| Instructions for the task |
In the material below, the lines containing the word "title" are required; copy each of them.

| Information given |
BEGIN

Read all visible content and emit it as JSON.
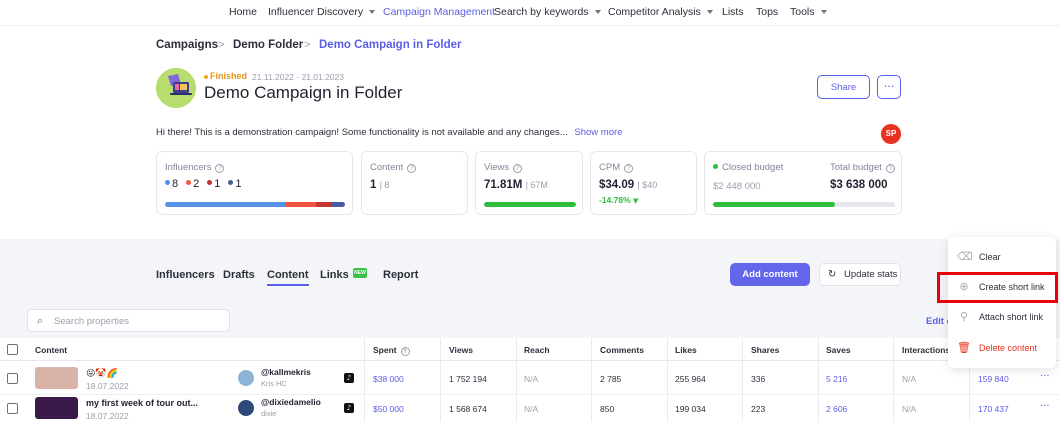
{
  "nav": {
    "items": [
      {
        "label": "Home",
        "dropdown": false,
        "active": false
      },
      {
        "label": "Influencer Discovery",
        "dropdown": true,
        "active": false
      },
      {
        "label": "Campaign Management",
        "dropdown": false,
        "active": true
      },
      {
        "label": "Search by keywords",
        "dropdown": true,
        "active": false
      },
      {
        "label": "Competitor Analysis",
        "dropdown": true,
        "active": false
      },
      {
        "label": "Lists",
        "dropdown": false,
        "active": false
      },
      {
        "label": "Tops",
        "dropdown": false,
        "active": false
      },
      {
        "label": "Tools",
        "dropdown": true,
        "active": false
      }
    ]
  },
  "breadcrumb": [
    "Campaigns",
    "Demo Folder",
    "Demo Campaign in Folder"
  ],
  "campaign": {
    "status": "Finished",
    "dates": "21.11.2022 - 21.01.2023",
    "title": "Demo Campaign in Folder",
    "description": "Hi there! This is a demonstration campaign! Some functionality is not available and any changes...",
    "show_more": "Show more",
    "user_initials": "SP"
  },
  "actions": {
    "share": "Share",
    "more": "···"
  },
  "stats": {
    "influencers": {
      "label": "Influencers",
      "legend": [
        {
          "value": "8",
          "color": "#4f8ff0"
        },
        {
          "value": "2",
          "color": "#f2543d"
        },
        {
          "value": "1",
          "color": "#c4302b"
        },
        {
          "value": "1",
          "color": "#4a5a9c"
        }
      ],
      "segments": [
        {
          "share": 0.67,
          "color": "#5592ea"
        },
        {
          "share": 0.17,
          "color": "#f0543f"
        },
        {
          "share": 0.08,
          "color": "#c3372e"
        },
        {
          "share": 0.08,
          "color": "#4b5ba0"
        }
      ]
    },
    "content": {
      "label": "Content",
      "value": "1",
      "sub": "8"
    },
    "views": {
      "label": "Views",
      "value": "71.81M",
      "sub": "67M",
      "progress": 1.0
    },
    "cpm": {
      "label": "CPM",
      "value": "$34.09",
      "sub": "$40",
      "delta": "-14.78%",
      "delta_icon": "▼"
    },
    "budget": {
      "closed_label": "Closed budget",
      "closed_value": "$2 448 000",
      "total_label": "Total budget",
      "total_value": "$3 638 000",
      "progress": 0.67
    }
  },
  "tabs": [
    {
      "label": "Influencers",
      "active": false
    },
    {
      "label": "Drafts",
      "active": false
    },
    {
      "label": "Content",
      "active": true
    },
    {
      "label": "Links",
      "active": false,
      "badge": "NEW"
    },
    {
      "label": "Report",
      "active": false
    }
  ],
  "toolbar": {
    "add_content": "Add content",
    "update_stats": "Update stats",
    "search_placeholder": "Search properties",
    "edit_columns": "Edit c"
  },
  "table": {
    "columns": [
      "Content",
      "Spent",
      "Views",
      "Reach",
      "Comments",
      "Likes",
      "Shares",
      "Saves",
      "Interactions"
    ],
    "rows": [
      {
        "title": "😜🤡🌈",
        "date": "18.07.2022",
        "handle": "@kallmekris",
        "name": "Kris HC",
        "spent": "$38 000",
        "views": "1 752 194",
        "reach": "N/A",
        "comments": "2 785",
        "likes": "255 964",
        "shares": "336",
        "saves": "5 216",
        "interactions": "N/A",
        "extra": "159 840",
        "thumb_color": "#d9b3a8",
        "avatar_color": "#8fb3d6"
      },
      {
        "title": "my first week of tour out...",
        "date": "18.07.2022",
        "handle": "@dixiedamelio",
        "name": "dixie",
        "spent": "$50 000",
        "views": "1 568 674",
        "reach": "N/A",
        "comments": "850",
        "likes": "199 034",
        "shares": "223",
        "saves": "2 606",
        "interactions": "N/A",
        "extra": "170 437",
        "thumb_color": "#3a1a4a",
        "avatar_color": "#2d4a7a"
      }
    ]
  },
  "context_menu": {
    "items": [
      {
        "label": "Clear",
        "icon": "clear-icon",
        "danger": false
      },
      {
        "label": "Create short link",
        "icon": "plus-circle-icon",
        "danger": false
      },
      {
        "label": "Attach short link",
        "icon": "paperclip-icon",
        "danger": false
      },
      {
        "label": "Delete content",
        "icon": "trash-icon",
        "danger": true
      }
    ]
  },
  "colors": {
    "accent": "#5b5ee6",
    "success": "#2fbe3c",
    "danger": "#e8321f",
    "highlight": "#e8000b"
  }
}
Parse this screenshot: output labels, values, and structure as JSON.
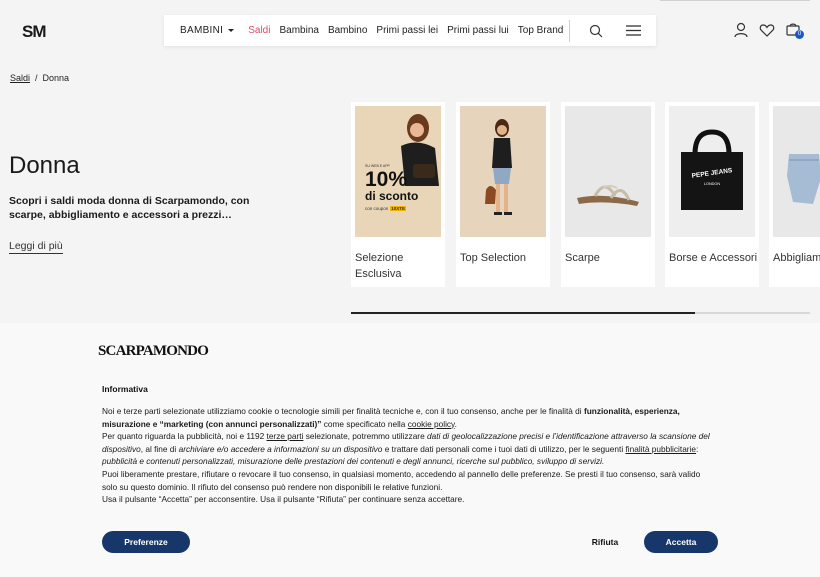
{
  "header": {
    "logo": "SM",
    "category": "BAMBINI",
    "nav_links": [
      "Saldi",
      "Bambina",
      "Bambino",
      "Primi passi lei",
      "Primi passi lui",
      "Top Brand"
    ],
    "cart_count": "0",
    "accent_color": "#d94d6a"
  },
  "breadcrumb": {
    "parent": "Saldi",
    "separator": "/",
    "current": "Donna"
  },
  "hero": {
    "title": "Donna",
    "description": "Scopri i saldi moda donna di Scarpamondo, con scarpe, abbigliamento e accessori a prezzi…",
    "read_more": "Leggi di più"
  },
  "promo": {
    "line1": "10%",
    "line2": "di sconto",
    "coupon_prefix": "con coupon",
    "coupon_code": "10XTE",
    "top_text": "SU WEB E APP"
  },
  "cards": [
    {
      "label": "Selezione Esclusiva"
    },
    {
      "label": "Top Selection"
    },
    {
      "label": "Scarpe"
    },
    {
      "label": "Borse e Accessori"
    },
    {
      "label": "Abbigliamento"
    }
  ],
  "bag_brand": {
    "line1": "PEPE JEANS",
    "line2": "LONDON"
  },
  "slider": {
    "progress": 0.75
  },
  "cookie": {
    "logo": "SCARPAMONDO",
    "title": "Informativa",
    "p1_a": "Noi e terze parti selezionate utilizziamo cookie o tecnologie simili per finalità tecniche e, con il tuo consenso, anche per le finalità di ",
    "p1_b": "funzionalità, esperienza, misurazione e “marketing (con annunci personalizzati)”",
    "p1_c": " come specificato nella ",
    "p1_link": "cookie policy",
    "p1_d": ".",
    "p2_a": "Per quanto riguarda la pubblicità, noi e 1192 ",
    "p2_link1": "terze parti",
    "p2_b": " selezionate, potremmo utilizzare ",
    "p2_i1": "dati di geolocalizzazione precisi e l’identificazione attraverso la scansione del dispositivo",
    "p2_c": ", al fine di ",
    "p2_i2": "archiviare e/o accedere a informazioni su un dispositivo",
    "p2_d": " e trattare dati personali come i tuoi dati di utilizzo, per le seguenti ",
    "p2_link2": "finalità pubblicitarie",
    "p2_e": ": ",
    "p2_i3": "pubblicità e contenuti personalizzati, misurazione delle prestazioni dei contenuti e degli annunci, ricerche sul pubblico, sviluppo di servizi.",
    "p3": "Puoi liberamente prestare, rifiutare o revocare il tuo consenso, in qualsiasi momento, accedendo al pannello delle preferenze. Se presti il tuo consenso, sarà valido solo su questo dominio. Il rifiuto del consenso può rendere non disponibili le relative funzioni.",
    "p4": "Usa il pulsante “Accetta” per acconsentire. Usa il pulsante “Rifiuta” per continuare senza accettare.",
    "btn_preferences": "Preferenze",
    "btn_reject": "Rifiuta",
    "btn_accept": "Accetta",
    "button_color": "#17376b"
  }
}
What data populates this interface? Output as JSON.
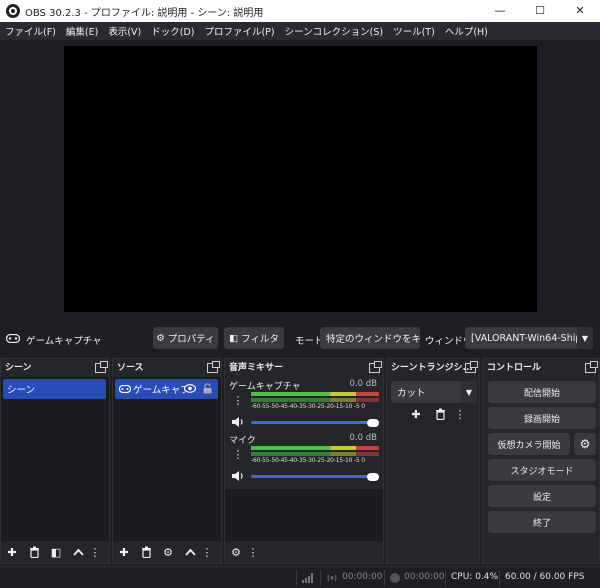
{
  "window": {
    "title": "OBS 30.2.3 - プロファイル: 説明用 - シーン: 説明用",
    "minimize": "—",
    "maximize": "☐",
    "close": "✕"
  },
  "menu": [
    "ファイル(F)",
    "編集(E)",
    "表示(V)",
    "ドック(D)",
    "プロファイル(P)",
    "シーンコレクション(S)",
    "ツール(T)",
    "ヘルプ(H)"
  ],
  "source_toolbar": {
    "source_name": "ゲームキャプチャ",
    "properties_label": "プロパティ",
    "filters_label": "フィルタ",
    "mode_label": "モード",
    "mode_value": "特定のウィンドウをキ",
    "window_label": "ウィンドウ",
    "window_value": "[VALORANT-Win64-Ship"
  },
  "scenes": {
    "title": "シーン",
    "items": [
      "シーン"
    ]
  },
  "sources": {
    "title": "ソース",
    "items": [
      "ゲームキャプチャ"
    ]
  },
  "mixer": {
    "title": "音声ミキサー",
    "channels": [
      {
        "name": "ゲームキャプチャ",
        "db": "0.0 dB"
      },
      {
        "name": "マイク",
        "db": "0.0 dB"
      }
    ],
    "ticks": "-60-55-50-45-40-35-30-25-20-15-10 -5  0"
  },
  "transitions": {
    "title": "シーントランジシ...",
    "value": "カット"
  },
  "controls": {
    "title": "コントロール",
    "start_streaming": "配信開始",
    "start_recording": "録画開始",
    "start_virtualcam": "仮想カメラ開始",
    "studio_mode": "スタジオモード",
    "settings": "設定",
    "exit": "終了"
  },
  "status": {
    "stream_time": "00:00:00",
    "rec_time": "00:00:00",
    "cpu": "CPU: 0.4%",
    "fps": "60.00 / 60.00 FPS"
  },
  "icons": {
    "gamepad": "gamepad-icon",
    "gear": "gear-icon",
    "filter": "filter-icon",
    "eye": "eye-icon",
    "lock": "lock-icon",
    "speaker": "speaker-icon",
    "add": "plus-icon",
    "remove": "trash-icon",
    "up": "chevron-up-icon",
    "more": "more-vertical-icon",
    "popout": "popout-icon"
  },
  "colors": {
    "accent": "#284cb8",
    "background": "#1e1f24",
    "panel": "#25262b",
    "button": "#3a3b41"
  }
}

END

| Solution to the problem |
    "title": "Demo Campaign in Folder",
        "title": "😜🤡🌈",
        "title": "my first week of tour out...",
    "title": "Donna",
    "title": "Informativa",
    "title": "OBS 30.2.3 - プロファイル: 説明用 - シーン: 説明用",
    "title": "シーン",
    "title": "ソース",
    "title": "音声ミキサー",
    "title": "シーントランジシ...",
    "title": "コントロール",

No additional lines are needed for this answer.